It's becoming rare for busy superhero comic writers to have time for an original graphic novel. But Justin Gray and Jimmy Palmiotti are proving there's always time if you make it by releasing two OGNs this summer.
"We've been working on these books for a long time," said Gray, who has been collaborating with Palmiotti as his co-writer for 10 years now. "And they're completely different genres from each other. Jimmy and I really just like to mix it up and try different things."
The pair just recently released The Tattered Man, an OGN from Image Comics, and will be part of the DC Comics relaunch with their All-Star Western title featuring Jonah Hex.Both of their new, upcoming OGNs mesh two genres into one. Trailblazer, which comes out July 6th from Image Comics, is a sci-fi Western. Then in August, Booksmart from Kickstart Comics, is an action-romance.
"We're stepping into a different set of genres and rules of storytelling," Gray said. "With Trailblazer, we took a set of ideas that just combined to make something unique. And with Booksmart, we wanted to do something in a completely different genre than we've done before."
Trailblazer is based on the premise of a witness protection program that uses time travel. When a former assassin decides to provide evidence to convict his enemies, the government ends up protecting his life by sending him to the Old West."We had the idea of a witness protection being sent back in time, and we just kept brainstorming and brainstorming with ideas and taking the story in different directions," Gray said. "Finally we came up with the concept of making this a sci-fi Western, and the title Trailblazer came from that, and it all seemed to work."
Palmiotti and Gray happened upon another unique approach to time travel because their main character is considered a villain in the present, but is seen as heroic in the past.
"What we wanted to do with Jacob was examine how people in different times perceive people in different ways," Gray said. "It's like how people think they were born in the wrong time.
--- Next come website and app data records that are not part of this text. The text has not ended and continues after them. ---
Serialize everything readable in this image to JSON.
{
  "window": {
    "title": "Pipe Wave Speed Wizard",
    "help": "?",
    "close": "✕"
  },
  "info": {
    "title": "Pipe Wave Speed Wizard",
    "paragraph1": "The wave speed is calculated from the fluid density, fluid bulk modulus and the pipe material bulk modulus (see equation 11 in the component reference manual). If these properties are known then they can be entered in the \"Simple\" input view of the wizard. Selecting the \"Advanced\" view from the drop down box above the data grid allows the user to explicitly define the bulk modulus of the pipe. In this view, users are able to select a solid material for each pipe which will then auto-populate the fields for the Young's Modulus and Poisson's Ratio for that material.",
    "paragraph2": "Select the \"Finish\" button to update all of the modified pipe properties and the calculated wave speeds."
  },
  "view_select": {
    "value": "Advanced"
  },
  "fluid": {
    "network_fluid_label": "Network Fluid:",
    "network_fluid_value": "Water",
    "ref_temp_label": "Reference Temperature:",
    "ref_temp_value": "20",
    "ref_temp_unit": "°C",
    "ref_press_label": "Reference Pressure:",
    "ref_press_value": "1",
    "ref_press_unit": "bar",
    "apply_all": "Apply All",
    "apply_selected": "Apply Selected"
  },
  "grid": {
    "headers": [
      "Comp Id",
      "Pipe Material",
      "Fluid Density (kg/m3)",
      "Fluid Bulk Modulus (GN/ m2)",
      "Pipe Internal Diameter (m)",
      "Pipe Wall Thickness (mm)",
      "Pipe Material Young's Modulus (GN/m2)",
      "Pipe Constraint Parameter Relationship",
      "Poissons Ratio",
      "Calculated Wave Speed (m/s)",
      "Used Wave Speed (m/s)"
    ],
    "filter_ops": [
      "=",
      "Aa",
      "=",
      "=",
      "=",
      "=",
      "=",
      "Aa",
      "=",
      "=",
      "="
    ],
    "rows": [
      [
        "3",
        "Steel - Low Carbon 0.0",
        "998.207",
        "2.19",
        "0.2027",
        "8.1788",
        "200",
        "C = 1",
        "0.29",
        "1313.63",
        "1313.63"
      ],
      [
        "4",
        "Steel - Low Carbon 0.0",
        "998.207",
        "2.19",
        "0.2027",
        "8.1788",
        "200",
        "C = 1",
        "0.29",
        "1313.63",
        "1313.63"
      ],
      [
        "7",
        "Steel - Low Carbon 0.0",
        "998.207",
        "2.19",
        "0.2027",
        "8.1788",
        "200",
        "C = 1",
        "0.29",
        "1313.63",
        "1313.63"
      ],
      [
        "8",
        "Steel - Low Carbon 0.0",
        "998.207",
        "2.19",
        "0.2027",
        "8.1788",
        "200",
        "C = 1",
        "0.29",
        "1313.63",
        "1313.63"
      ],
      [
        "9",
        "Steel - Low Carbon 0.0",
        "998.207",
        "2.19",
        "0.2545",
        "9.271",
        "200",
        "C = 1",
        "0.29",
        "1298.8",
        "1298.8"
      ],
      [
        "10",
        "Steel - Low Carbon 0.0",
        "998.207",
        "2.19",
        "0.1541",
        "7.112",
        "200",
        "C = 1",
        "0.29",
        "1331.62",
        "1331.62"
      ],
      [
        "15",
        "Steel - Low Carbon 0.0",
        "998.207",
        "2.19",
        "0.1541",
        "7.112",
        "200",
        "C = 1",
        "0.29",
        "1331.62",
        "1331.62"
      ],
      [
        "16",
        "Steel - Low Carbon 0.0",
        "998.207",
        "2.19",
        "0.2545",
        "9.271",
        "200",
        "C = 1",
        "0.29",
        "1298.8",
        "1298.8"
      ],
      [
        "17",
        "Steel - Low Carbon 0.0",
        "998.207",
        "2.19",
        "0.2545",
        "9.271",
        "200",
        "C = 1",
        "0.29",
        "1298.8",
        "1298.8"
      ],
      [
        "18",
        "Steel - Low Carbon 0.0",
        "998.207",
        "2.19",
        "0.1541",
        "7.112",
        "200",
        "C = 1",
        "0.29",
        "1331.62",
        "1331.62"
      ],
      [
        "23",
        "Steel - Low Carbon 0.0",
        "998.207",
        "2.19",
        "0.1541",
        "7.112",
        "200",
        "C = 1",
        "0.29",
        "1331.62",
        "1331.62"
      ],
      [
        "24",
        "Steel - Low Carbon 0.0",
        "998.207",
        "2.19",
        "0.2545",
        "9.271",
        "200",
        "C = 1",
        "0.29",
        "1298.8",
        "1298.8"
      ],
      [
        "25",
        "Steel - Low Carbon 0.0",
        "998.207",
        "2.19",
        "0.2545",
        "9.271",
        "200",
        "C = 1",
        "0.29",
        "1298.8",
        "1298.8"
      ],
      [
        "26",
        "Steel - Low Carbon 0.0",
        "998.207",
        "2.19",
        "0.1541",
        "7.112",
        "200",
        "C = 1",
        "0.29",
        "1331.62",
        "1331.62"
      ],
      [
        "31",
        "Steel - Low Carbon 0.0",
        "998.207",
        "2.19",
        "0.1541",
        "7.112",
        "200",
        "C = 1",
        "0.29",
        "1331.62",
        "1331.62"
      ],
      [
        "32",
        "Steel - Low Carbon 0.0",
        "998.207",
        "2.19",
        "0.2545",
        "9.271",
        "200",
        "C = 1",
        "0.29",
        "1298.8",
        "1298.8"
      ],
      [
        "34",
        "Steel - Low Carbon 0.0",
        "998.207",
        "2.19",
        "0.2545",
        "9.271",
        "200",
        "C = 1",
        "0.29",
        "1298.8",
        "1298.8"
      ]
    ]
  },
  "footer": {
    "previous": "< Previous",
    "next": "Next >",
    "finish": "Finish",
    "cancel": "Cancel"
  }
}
And we explore how someone who would be considered a criminal in the present would be a hero in the past, with the same skill set, because society looked at them differently. We thought that was an interesting way to look at a character dynamic.When Jacob's occupation as an assassin threatens the life of someone he cares about -- a nun at the orphanage where he was raised -- he only has one choice. He turns against his employers, which causes him to be put into the witness relocation program.
"He tells the government, 'You have no idea! If these people want to find me, they can find me!' But of course, he doesn't know that they have time travel, and ends up in a completely different era," Gray said. "And he falls easily into this alien world of the past. For most people, it would be a difficult transition. But for him, he's suddenly seen in a completely different light than he is in the present. He finds happiness in that, in the ability to be away from the world he was born into."
Of course, not every problem disappears from his life. "A man like this always has problems," Gray said. "We wanted to set up a premise where you can't really escape your fate no matter what technology you have or what possesses you to do something. Even if you can go back in time, problems are going to pop up, and sometimes they're the exact same problems."
Trailblazer features art by Jim Daly III, with Paul Mounts on colors. "Jim gives it a real authentic feel. It's a little bit stylized, but still realistic," Gray said. "But it's got a fun feel to it as well. And of course, Paul just delivers so much in the coloring. They do a great job together. "With Booksmart, Palmiotti and Gray try their hand at romance, although with these two at the helm, readers can expect plenty of twists.
"It's probably the most romantic thing we've done since 21 Down. Of course, we have a skewed sense of romance, so you're going to get a lot of action, adventure and gunplay," Gray said. "And smart-ass characters."
Booksmart focuses on a woman who wakes up in Tibet and has no idea who she is. "But with all the people who are chasing her, she's pretty sure she's some kind of spy," Gray said.
At the core of the story is what Gray calls a "boy-meets-girl story."
"But because this girl has no idea who she is, she can't really fall in love with him because she's got a nagging feeling in the back of her head that she already has a boyfriend or husband," the writer said. "It generates this great sexual tension and emotional relationship tension between the two of them while all kinds of people are trying to kill them at the same time."Because the OGN is set in Tibet, the settings -- drawn by artist Juan Santacruz -- are rich with exotic visuals as the characters are chased throughout Tibet.
"The way he drew and colored it, the book is really gorgeous," Gray said. "It's kind of a wash, but with really rich colors. It's got a completely unique look and feel to it.
"When we did Resistance with Juan, he was trying to come up with little science fiction stuff in the art," Gray said. "But because this is based in reality, it's got a little twinge of hyper-reality in the artwork itself. It really lends itself to the fact that the main character has no idea who she is and is constantly running from one group to the other, from Katmandu into the Himalayas."And according to Gray, readers can expect even more from the pair in the coming months. "Jimmy and I are always coming up with new concepts," Gray said. "We've been tossing around ideas ever since we first started writing together, and that's been 10 years. It works really well, because we're so familiar with each other that we don't have any problem proposing new ideas to each other, or even shooting each other’s ideas down, as long as we can back it up with the reasons why. We've been able to work together like that for a long time." Got a comment? There's lots of Newsarama conversation on FACEBOOK and TWITTER.